For several years, I have been writing columns focused on climate change and its impacts on people and, indeed, all life on earth. I have made an effort to maintain an optimistic tone and to avoid political issues. With a new president entering the White House, optimism is easier to come by, and avoiding political considerations is no longer possible.
The 2020 Democratic Party Platform explicitly has a plank on combating the climate crisis and pursuing environmental justice. Confronting climate change was part the presidential debates. Recently, President-elect Biden stating that climate change is an existential threat, said the United States will re-join the Paris Climate Accord. President Trump formally started to withdraw the U.S. from the Accord in 2019 and it was finalized this past November 4.
Biden has also pledged to have our country reach net-zero carbon dioxide (CO2) emissions by 2050, an ambitious goal to say the least. To achieve these ends, Biden nominated John Kerry as his special presidential envoy for climate and former EPA chief, Gina McCarty, as his domestic climate advisor.

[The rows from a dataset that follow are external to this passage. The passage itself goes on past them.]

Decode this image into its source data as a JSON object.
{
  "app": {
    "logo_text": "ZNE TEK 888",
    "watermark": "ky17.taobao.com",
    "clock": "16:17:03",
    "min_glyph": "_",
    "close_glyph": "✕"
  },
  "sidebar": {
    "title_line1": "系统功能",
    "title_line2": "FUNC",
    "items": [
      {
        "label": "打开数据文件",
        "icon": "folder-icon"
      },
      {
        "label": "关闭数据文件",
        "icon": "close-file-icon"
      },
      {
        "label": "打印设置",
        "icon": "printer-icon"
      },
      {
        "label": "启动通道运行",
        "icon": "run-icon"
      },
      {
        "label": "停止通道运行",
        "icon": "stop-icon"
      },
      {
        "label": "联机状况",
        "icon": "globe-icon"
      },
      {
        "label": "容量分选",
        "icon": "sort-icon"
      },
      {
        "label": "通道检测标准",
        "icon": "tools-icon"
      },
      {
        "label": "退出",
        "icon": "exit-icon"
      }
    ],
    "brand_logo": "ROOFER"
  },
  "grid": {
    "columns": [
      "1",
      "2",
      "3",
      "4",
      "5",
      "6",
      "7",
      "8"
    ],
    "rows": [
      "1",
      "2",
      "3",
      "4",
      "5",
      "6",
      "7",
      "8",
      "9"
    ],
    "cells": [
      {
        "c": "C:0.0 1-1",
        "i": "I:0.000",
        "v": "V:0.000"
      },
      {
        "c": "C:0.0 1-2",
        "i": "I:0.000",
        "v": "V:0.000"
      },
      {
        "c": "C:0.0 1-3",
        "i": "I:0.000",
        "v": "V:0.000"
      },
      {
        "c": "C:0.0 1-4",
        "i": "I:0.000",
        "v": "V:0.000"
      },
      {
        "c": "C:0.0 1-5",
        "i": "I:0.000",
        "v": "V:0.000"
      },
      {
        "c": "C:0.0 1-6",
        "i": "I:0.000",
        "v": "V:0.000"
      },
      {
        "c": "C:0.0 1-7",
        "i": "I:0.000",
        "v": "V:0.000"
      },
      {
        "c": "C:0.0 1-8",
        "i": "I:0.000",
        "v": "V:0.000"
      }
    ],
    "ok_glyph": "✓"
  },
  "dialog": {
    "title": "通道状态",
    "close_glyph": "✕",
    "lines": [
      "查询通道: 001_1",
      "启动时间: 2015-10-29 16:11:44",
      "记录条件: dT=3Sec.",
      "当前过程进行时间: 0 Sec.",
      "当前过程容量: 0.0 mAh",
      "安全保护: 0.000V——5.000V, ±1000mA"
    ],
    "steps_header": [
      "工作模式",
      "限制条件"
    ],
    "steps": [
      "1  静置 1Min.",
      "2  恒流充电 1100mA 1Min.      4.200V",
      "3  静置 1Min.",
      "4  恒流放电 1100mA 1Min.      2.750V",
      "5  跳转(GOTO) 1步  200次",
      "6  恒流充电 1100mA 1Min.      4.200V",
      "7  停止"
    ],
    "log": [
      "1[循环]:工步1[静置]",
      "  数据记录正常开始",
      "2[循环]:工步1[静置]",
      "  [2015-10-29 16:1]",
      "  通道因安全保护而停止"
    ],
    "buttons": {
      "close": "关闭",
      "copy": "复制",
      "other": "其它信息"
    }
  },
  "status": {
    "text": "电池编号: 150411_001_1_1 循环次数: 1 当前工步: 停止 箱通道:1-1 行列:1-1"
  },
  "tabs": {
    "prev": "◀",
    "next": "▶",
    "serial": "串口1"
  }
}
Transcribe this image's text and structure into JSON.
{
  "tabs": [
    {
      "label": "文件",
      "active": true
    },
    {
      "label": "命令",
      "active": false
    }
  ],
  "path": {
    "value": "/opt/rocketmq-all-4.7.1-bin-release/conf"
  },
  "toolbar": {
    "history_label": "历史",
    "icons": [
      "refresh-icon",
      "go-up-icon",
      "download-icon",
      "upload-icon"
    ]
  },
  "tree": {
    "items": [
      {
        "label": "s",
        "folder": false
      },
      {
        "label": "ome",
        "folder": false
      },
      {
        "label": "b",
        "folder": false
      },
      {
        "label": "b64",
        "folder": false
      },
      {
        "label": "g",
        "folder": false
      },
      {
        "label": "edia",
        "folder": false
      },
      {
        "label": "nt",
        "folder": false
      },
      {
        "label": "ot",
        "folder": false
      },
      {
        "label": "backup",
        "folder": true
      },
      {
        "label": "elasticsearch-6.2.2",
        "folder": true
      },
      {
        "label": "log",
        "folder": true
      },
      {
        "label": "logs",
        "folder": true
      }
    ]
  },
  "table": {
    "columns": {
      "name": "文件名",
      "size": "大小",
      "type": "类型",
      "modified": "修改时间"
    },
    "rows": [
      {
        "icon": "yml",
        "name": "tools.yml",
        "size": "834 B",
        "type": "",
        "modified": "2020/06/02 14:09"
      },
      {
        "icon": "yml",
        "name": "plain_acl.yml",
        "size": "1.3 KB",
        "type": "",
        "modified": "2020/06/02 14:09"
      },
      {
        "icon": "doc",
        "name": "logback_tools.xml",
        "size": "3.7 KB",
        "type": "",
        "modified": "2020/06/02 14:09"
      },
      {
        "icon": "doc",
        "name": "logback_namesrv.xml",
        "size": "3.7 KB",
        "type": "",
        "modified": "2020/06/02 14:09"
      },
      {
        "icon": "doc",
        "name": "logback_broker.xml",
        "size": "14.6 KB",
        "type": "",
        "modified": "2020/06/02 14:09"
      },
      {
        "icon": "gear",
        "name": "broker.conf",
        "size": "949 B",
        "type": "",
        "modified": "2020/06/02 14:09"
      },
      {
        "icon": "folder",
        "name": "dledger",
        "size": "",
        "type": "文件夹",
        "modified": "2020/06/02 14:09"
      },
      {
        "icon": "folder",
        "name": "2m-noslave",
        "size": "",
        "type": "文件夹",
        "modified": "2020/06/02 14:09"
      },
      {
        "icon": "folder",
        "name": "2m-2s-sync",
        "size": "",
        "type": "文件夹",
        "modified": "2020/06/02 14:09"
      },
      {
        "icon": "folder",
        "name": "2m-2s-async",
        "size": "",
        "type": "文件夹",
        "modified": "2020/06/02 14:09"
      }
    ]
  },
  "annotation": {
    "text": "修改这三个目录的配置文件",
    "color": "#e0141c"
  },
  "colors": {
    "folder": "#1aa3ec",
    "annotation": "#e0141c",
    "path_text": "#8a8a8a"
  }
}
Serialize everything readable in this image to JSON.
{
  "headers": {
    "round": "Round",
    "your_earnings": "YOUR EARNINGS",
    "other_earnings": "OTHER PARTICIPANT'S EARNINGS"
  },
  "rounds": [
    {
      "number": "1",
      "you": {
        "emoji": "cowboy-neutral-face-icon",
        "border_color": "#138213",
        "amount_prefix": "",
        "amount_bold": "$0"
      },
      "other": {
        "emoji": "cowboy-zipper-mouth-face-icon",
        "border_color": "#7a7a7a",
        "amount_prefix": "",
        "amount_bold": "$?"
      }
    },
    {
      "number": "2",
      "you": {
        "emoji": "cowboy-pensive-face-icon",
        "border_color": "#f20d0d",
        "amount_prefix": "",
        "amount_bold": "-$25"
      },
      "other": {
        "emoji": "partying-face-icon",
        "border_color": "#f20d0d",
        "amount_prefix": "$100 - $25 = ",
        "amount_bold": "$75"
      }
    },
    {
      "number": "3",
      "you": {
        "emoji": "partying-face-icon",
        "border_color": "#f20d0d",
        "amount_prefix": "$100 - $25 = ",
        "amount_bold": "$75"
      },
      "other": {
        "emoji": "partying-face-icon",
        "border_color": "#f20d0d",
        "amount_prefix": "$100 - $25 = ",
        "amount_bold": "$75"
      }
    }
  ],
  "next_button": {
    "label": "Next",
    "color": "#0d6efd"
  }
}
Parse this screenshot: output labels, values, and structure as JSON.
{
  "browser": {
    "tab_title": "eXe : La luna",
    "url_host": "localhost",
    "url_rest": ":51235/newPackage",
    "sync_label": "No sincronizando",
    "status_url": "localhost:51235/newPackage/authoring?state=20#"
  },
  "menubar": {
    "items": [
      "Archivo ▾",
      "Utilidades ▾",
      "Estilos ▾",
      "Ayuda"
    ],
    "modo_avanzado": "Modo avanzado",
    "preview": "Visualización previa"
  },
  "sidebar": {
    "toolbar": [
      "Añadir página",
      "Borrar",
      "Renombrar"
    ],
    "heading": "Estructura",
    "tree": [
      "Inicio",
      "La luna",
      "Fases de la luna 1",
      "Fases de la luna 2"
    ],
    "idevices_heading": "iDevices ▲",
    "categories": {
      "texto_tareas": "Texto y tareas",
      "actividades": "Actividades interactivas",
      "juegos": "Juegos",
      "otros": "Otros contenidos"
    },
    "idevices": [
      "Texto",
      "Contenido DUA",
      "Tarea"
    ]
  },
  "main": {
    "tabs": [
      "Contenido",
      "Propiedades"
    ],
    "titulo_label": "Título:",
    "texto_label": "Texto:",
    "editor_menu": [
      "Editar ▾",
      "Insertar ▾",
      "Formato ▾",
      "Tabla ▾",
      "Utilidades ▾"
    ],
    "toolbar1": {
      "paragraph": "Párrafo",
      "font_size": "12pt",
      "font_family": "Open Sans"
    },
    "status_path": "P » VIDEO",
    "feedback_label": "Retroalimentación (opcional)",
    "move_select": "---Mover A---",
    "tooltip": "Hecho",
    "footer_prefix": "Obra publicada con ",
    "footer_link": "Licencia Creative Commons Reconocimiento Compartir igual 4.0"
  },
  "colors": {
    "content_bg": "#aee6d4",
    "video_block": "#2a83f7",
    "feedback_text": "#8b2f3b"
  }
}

Although this is cause for increased optimism, the United States will be hard pressed to meet its goals made in the Paris Climate Accord. In that Accord, the U.S. pledged to reduce CO2 emissions by 25% by the year 2025. Not surprisingly, after the Trump administration’s work to thwart climate change action, we have a long way to go and a short time to get there.
Second, Biden’s pledge to have the U.S. achieve net-zero emissions by 2050 will require technical breakthroughs to absorb CO2, along with a rapid transition from carbon-based fuels to some combination of energy generation that does not emit greenhouse gases, such as solar and wind power.
Clever scientists and entrepreneurs are producing and advocating some promising methods to remove CO2 from the air. However, the technologies that have the potential to remove significant amounts are expensive and will take several years to sufficiently scale up.
Consequently, to meet Biden’s net-zero goal, it’s necessary to make meaningful reductions in new emissions. This may be Biden’s biggest challenge to attaining this objective. Some politicians, both Republicans and Democrats in the Senate and House, as well as the fossil fuel industry lobbyists will oppose almost any emission-related legislation. Nonetheless, it is important to ask what is the most effective way to meaningfully reduce CO2 emissions?
The nearly universal agreement among economists is that a well-designed carbon tax is the best tool available. Why? Because people respond to economic incentives. As the cost of burning coal, oil, and natural gas increases consumers will naturally gravitate to solar and wind power whose costs are already declining and opt for more energy-efficient vehicles and appliances.
A carbon tax is more effective than imposing more government regulations such as stricter fuel-efficiency standards. The Economists’ Statement on Carbon Dividends (https://clcouncil.org/economists-statement/) has been signed by 3589 U.S. economists, four former Chairs of the Federal Reserve, 28 Nobel Laureate economists, and 15 former Chairs of the Council of Economic Advisers.
The first Statement policy recommendation says, “A carbon tax offers the most cost-effective lever to reduce carbon emissions at the scale and speed that is necessary.”
A natural objection to pricing CO2 emissions is “People hate taxes, so there will never be political support for it.” The fifth and last recommendation presents a response to this objection. “To maximize the fairness and political viability of a rising carbon tax, all the revenue should be returned directly to U.S. citizens through equal lump-sum rebates. The majority of American families, including the most vulnerable, will benefit financially by receiving more in “carbon dividends” than they pay in increased energy prices.” That is, someone who rides a bicycle for transportation would receive a dividend equal to that of someone who commutes with a large car or truck!
People are likely to be understandably dubious that all that collected revenue from a carbon tax would actually be returned to them. This is the reason why any carbon tax and dividend legislation must be well-crafted to garner enough popular support to be enacted.
I am a member of Citizens’ Climate Lobby (CCL), a non-profit, nonpartisan advocacy group. CCL has advocated for carbon fee and dividend legislation for over a decade. It is promoting The Energy Innovation and Carbon Dividend Act that has a growing number of co-sponsors in Congress. To garner more public support, CCL proposes distributing the first dividend before the carbon pricing even begins.
If, after reading this, you are in favor of carbon fee and dividend legislation to transition to clean renewable energies, contact your congressional representatives to express your support. Let’s make the optimism real.